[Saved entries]
-------

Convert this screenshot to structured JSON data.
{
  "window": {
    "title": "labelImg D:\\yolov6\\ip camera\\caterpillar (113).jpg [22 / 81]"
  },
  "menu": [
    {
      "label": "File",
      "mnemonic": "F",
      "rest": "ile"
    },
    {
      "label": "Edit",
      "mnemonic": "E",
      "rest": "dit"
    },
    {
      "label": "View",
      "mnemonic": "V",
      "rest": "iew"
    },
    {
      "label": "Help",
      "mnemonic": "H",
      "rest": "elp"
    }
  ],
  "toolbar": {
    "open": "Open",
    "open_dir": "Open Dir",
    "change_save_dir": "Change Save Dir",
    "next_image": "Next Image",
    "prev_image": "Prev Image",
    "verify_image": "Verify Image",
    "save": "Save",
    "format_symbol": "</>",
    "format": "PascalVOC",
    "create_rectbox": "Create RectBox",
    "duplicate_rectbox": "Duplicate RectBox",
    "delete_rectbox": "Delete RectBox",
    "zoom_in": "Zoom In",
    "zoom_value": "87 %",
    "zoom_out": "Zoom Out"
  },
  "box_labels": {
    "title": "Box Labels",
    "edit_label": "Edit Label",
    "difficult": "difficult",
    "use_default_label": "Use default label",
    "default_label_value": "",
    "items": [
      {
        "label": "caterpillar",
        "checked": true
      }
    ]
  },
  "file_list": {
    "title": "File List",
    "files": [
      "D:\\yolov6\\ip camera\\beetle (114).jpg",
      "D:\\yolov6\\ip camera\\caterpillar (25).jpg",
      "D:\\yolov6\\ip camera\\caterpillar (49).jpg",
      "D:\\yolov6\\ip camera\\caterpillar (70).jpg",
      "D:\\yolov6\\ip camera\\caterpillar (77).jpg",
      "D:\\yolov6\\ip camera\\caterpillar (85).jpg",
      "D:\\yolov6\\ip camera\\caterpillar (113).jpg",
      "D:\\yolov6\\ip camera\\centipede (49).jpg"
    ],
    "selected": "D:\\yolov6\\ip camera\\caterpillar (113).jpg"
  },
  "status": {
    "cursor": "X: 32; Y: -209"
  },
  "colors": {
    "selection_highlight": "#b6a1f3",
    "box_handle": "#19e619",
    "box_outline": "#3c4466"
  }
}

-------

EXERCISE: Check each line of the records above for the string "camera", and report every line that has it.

ANSWER BOX:
    "title": "labelImg D:\\yolov6\\ip camera\\caterpillar (113).jpg [22 / 81]"
      "D:\\yolov6\\ip camera\\beetle (114).jpg",
      "D:\\yolov6\\ip camera\\caterpillar (25).jpg",
      "D:\\yolov6\\ip camera\\caterpillar (49).jpg",
      "D:\\yolov6\\ip camera\\caterpillar (70).jpg",
      "D:\\yolov6\\ip camera\\caterpillar (77).jpg",
      "D:\\yolov6\\ip camera\\caterpillar (85).jpg",
      "D:\\yolov6\\ip camera\\caterpillar (113).jpg",
      "D:\\yolov6\\ip camera\\centipede (49).jpg"
    "selected": "D:\\yolov6\\ip camera\\caterpillar (113).jpg"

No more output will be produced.